The bill passed theHouse Utilities, Energy and Telecommunication Committee last week, and is set to go before the whole House this week.

As we reported last month:

The bill would change Indiana’s net metering laws, and also allow utilities to charge an additional fee to small-scale renewable energy generators. Right now, Hoosiers with rooftop solar arrays or wind turbines can connect to the grid and sell energy back to the utilities. The utilities buy that energy at the retail rate: the same rate at which they sell energy to customers. But if the bill passes, it will allow the utilities to buy that energy back at the lower wholesale rate.

The version of the bill that passed the House committee last week was amended significantly. The new version removes language that lets utilities lease solar panels, and also removed a mandate on decoupling of electricity rates, which Kerwin Olson of Citizens Action Coalition said would have resulted in higher rates for all Hoosiers—even those without rooftop solar panels.

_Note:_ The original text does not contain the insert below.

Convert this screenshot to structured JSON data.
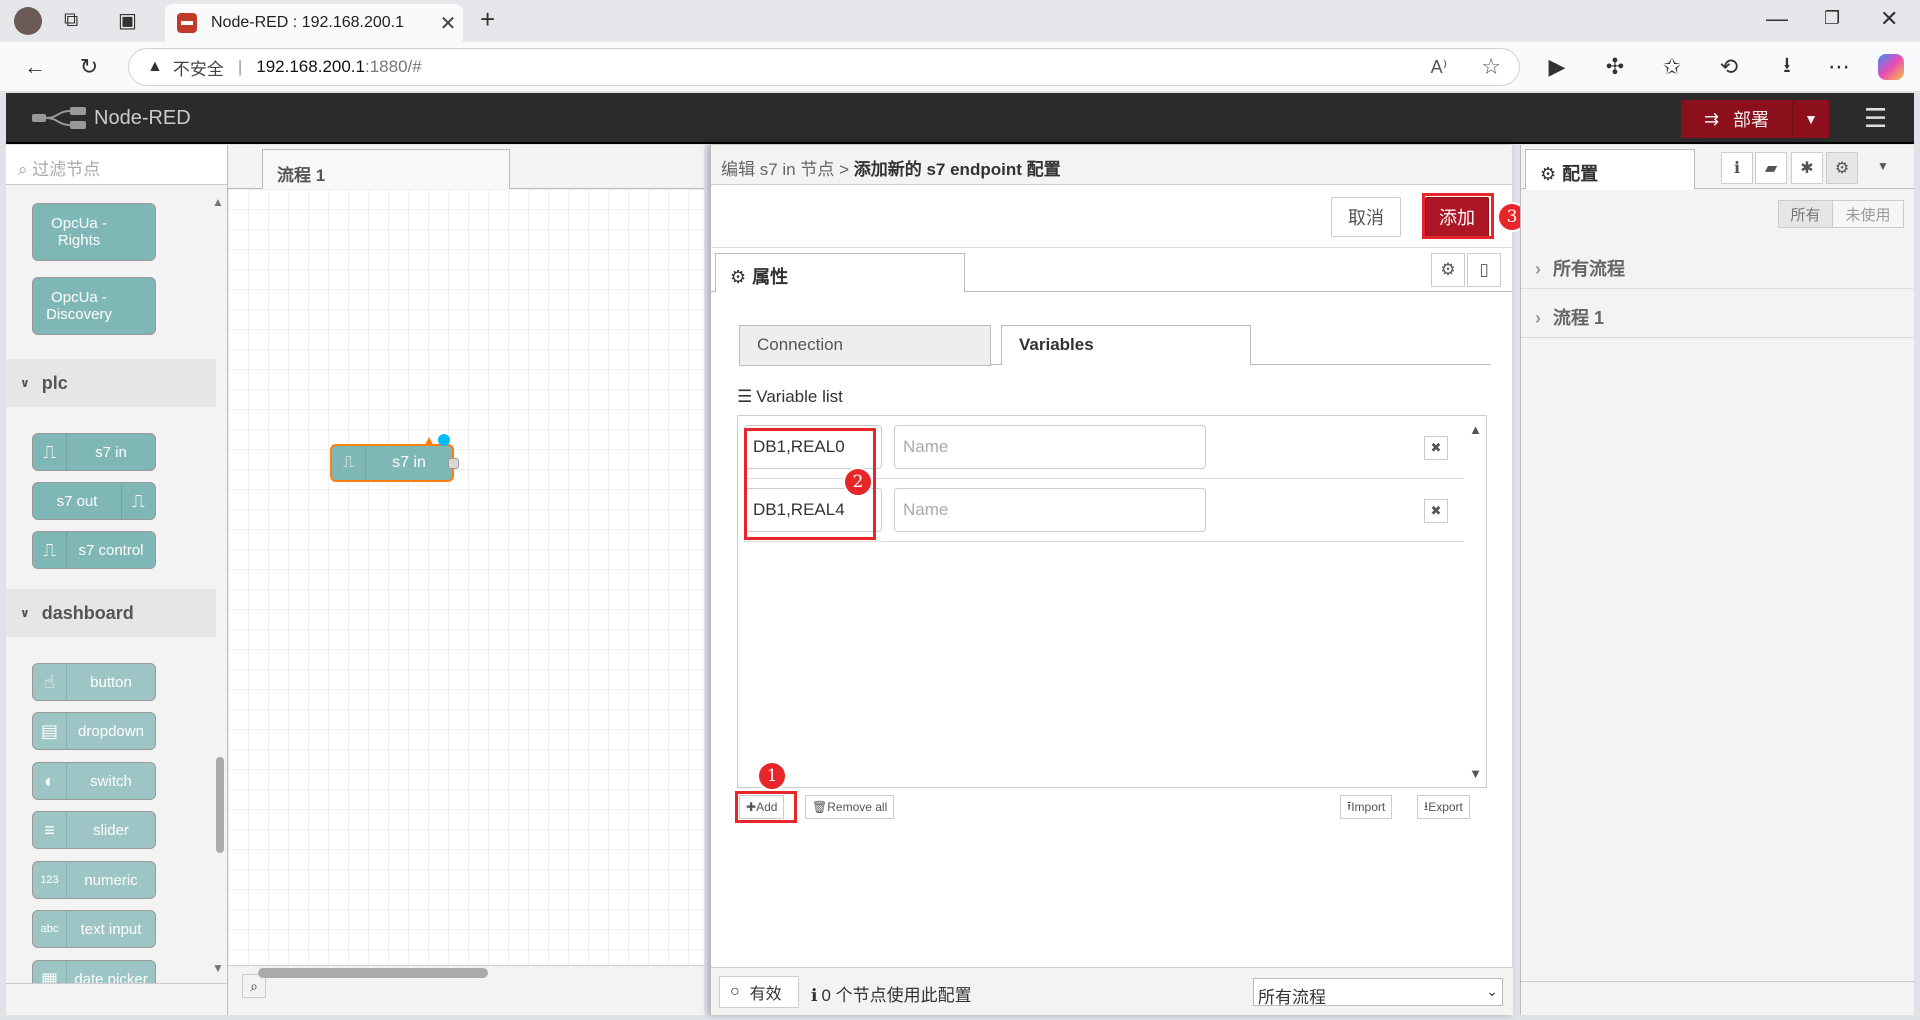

But Olson said the changes didn’t go far enough.

“The bill by and large stayed the same with the impact of really eviscerating net metering here in Indiana,” he said.

“Because of the significant reductions in cost, [solar panels are] becoming a more affordable option for homeowners and small businesses,” Olson added. “The utilities here in Indiana are attempting to squelch that before it even has a chance to get started.”

The bill's proponents have argued that the legislation will level the playing field, and ensure that people with renewable energy systems share in some of the costs associated with maintaining the electric grid.

Olson said his group expects the bill to pass the House, but is hopeful it will die in the Senate.

TheIndianapolis Star recently reportedthat more than 40 opponents of the bill showed up to speak at the committee meeting Wednesday; only one person spoke unequivocally in favor of the legislation, and that person represented the state’s utility companies.